-Extraction – A tooth extraction can be performed if the tooth is not savable, or it can be chosen due to finances becoming an issue. A tooth extraction is usually the least expensive option but it can also can leave other issues on the long term horizon (such as tooth shifting, cosmetic and functional issues). Once extracted, tooth replacement can be done using a dental implant, a fixed bridge, or a removable denture.

-Root Canal Therapy -  This procedure is performed when a patient chooses to save the tooth. Root canal therapy allows the dentist to clean out the dead tissue and infection, ridding of the decayed part of the pulp. This will allow the dentist to rebuild on the sterile tooth to return full form and function. With today’s modern technology, root canal therapy can be a painless and comfortable experience and, if done early, can save a tooth by preventing further infection and subsequent tooth loss. The procedure usually begins with anesthesia to prevent any pain, then a dentist will make an opening for the cleaning instrument to penetrate the affected inner parts of the tooth. The infection is cleaned out and the opening is then closed with a filling. The tooth can then be bleached to turn it whiter or a veneer or a crown can be placed over the tooth to make it look natural.

How To Prevent A Tooth Becoming Non-Vital

Maintaining a proper dental hygiene regimen including brushing and flossing regularly can prevent the buildup of food and bacteria that gets trapped between teeth and gums, which can cause infection and tooth decay leading to dead teeth. Regular visits to the dentist are also very important, since your dentist will be able to identify and diagnose early signs of tooth issues. There are other early signs that you can recognize on your own that include sensitivity to heat or cold, pain when chewing or biting down, slight discolorations, bad breath, gum swelling and facial swelling.

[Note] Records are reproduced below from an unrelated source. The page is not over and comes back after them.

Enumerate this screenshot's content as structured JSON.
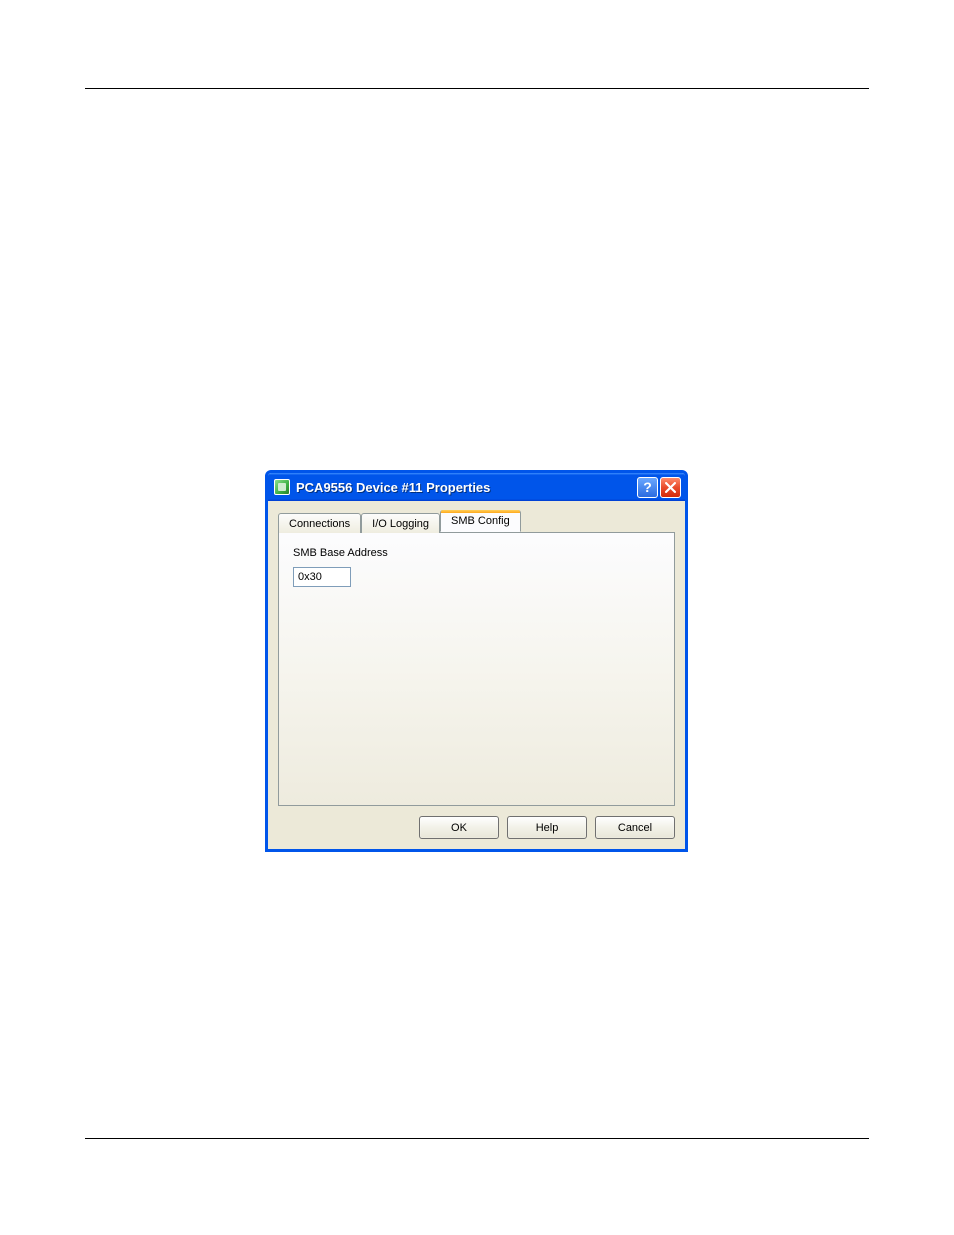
{
  "dialog": {
    "title": "PCA9556 Device #11 Properties",
    "tabs": [
      {
        "label": "Connections",
        "active": false
      },
      {
        "label": "I/O Logging",
        "active": false
      },
      {
        "label": "SMB Config",
        "active": true
      }
    ],
    "smb_config": {
      "field_label": "SMB Base Address",
      "value": "0x30"
    },
    "buttons": {
      "ok": "OK",
      "help": "Help",
      "cancel": "Cancel"
    },
    "titlebar_help": "?",
    "titlebar_close": "×"
  }
}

Saving a dead tooth depends on early detection and early treatment. Do not ignore the signs and symptoms – get it checked out to decrease your chances of infection and tooth loss.